3. Remember the Golden Rule: Treat others as you want to be treated. Follow your simple common sense: If you don’t want to be bombarded with connection requests and product offers or offers to join teams and you don’t know the person asking, why would you do those same things to others? Connect with others who have a common interest or whose companies compliment yours. A personalized connection request makes a big difference, too.
4. Allow time to build relationships and to build your network. Your network will NOT grow overnight, especially if you use spam tactics to connect with people. Think of networking as the “planting of seeds,” where you certainly talk about what you do and who you are but in a natural, organic, and authentic way instead of in sales mode. Over time your connections will remember what you do and if they like your style, they will readily refer people to you; but they need to know you better and that takes time.

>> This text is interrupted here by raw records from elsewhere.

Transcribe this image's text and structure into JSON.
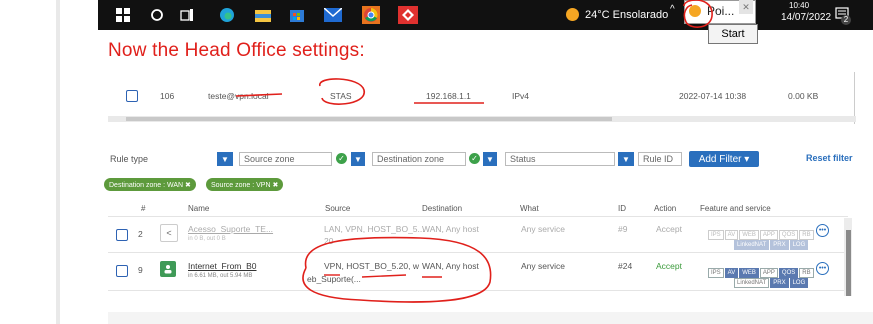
{
  "taskbar": {
    "weather": "24°C  Ensolarado",
    "popup_text": "Poi...",
    "time": "10:40",
    "date": "14/07/2022",
    "notification_count": "2",
    "start_tooltip": "Start"
  },
  "heading": "Now the Head Office settings:",
  "top_row": {
    "id": "106",
    "user": "teste@vpn.local",
    "method": "STAS",
    "ip": "192.168.1.1",
    "version": "IPv4",
    "timestamp": "2022-07-14 10:38",
    "data": "0.00 KB"
  },
  "filters": {
    "rule_type": "Rule type",
    "source_zone": "Source zone",
    "destination_zone": "Destination zone",
    "status": "Status",
    "rule_id": "Rule ID",
    "add_filter": "Add Filter",
    "reset_filter": "Reset filter",
    "chips": [
      "Destination zone : WAN ✖",
      "Source zone : VPN ✖"
    ]
  },
  "columns": [
    "#",
    "Name",
    "Source",
    "Destination",
    "What",
    "ID",
    "Action",
    "Feature and service"
  ],
  "rows": [
    {
      "num": "2",
      "name": "Acesso_Suporte_TE...",
      "traffic": "in 0 B, out 0 B",
      "source": "LAN, VPN, HOST_BO_5...",
      "source2": "20",
      "destination": "WAN, Any host",
      "what": "Any service",
      "id": "#9",
      "action": "Accept",
      "features": [
        "IPS",
        "AV",
        "WEB",
        "APP",
        "QOS",
        "RB"
      ],
      "features2": [
        "LinkedNAT",
        "PRX",
        "LOG"
      ]
    },
    {
      "num": "9",
      "name": "Internet_From_B0",
      "traffic": "in 6.61 MB, out 5.94 MB",
      "source": "VPN, HOST_BO_5.20, w",
      "source2": "eb_Suporte(...",
      "destination": "WAN, Any host",
      "what": "Any service",
      "id": "#24",
      "action": "Accept",
      "features": [
        "IPS",
        "AV",
        "WEB",
        "APP",
        "QOS",
        "RB"
      ],
      "features2": [
        "LinkedNAT",
        "PRX",
        "LOG"
      ]
    }
  ],
  "colors": {
    "accent": "#2a6fbd",
    "heading": "#e0201b",
    "accept": "#3a9a3a",
    "annotation": "#e0201b"
  },
  "icons": [
    "windows-icon",
    "search-icon",
    "task-view-icon",
    "edge-icon",
    "file-explorer-icon",
    "store-icon",
    "mail-icon",
    "chrome-icon",
    "anydesk-icon",
    "notification-icon"
  ]
}
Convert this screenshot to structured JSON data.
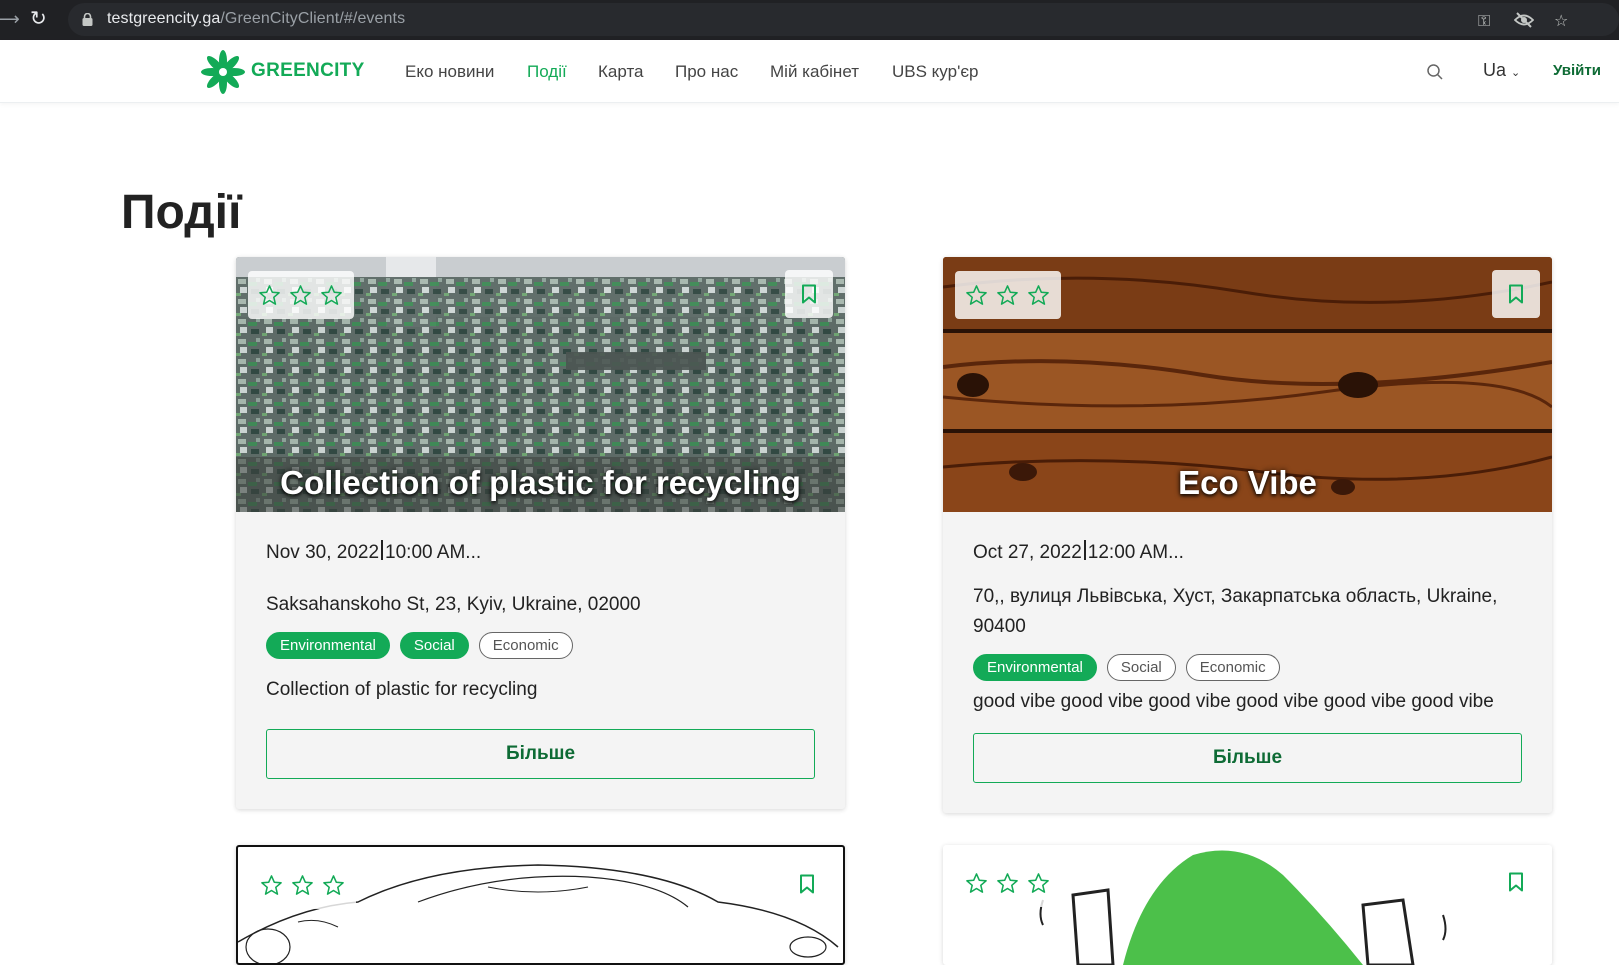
{
  "browser": {
    "url_domain": "testgreencity.ga",
    "url_path": "/GreenCityClient/#/events"
  },
  "header": {
    "logo_text": "GREENCITY",
    "nav": [
      "Еко новини",
      "Події",
      "Карта",
      "Про нас",
      "Мій кабінет",
      "UBS кур'єр"
    ],
    "active_nav": "Події",
    "language": "Ua",
    "login_label": "Увійти"
  },
  "page": {
    "title": "Події"
  },
  "events": [
    {
      "title": "Collection of plastic for recycling",
      "date": "Nov 30, 2022",
      "time": "10:00 AM...",
      "location": "Saksahanskoho St, 23, Kyiv, Ukraine, 02000",
      "tags": [
        {
          "label": "Environmental",
          "active": true
        },
        {
          "label": "Social",
          "active": true
        },
        {
          "label": "Economic",
          "active": false
        }
      ],
      "description": "Collection of plastic for recycling",
      "button_label": "Більше",
      "rating_stars": 3
    },
    {
      "title": "Eco Vibe",
      "date": "Oct 27, 2022",
      "time": "12:00 AM...",
      "location": "70,, вулиця Львівська, Хуст, Закарпатська область, Ukraine, 90400",
      "tags": [
        {
          "label": "Environmental",
          "active": true
        },
        {
          "label": "Social",
          "active": false
        },
        {
          "label": "Economic",
          "active": false
        }
      ],
      "description": "good vibe good vibe good vibe good vibe good vibe good vibe",
      "button_label": "Більше",
      "rating_stars": 3
    }
  ],
  "colors": {
    "brand_green": "#13aa57",
    "dark_green": "#0e6b35",
    "browser_bar": "#202124"
  }
}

5. Provide value to others. One way to showcase your expertise to your LinkedIn connections is to share consistently. Write articles, participate in groups, ask questions, and share about your mission and why it’s important to you. Educate your followers about what you do or the problems you can solve. Done consistently, this type of sharing will keep you in people’s minds and you just never know when they will be ready to hire you or send you a referral.
Needless to say, gaining trust is only part of the equation. You must also have a product that customers want and need, and the ability to show how you’re adding value, solving problems, and so forth.
Networking on LinkedIn really boils down to common sense: act professionally so you portray your business in the best possible light and be authentic in your interactions. Your ideal clients will be drawn to you once they get to know you as a person instead of as a salesperson.
PS: Need help to improve your profile on LinkedIn? Contact Janice!